Sport Stat Weights
x2 Agility (agi)x1 Charisma (cha)x2 Intelligence (int)x2 Speed (spd)x1 Stamina (stm)x1 Strength (str)
This sport is available to all breeds.
Agility is a dog sport in which the handler directs the dog over a series of obstacles using only voice and body signals. It’s a race against the clock and the fastest dog (without any penalties) wins. The handler cannot use toys or food as incentives during a competition, only voice and body signals. Agility requires exceptional training of the dog.
The course itself is laid out by an agility judge who chooses the design. An agility course includes certain obstacles, such as the “Teeter Totter,” “A-Frame,” and the “Dog Walk,” with contact points which the dog has to touch or face penalties.
Many agility courses also have several tunnel obstacles. A rigid tunnel is a tunnel which is between 3 and 6 meters and is either curved or straight. A collapsed tunnel, often called the “Shoot,” is a barrel-like cylinder with a tube of fabric attached at the end. The fabric lies closed until the dog runs into the open, barrel end and pushes it open as it runs through.

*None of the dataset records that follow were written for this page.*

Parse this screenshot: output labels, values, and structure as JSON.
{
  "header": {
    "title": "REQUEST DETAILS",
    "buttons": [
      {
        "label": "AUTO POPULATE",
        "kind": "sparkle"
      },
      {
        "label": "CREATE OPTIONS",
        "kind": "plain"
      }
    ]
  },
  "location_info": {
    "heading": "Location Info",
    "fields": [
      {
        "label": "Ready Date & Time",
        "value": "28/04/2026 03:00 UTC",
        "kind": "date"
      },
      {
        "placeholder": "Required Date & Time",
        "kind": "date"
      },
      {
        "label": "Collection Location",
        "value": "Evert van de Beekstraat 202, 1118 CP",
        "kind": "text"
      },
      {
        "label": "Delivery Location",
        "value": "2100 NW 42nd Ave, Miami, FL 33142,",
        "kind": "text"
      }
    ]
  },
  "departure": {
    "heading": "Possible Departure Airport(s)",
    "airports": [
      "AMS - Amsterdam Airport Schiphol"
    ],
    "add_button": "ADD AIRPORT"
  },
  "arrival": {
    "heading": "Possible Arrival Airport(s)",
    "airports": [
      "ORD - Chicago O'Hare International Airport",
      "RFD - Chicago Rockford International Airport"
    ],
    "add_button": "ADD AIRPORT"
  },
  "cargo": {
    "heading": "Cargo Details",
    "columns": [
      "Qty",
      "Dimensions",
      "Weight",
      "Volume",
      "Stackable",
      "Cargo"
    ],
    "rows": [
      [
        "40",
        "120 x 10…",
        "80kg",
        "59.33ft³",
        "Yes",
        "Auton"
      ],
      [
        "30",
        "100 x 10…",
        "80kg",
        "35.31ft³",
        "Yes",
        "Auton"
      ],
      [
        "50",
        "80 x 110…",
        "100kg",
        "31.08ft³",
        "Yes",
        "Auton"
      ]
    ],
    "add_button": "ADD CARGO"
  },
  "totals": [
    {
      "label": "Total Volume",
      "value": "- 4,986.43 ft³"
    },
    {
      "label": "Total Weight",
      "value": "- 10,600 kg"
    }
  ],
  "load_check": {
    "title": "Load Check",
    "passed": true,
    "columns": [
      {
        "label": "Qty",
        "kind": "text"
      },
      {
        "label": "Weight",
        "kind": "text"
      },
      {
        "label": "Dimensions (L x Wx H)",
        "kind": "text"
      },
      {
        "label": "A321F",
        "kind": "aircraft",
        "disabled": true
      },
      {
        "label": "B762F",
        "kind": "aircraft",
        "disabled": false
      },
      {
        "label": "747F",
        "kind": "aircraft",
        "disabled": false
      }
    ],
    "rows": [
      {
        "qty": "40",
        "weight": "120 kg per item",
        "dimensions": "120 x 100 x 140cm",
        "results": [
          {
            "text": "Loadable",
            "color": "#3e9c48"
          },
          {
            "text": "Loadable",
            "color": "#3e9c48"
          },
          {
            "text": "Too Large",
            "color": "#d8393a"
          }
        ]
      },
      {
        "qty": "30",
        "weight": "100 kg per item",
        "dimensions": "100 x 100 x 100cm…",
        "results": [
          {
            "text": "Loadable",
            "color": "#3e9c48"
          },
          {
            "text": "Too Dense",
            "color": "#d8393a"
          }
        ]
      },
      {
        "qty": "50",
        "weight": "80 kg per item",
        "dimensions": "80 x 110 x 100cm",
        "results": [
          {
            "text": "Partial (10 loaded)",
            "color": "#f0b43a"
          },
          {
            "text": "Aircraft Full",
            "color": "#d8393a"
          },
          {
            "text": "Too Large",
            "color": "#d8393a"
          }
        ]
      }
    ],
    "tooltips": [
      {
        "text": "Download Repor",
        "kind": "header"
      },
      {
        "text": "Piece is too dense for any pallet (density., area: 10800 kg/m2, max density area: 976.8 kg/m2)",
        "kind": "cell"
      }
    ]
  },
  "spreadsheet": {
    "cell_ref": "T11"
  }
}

The agility course will always include several jumps. The most common types of jumps are spread jumps, panel jumps, tire jumps, and hurdle jumps. A tire jump is a jump in which a tire shape is suspended mid-air in a frame which the dog must jump through.
Weave poles are also included in many agility courses. Weave poles are similar to a slalom. They have upright poles, each about 1 meter high and about 50 cm apart. The dog must weave in and out of the poles, always starting with the first pole on its left without missing any poles. There can be between 5 and 12 poles on a set of weave poles.
The dog must negotiate through the course in the correct order without incurring time penalties, knocking a jump over, missing contact points, or missing jumps to finish without any penalties.
Written By: Ancien (#66610)
Edited By: Kahlem (#1)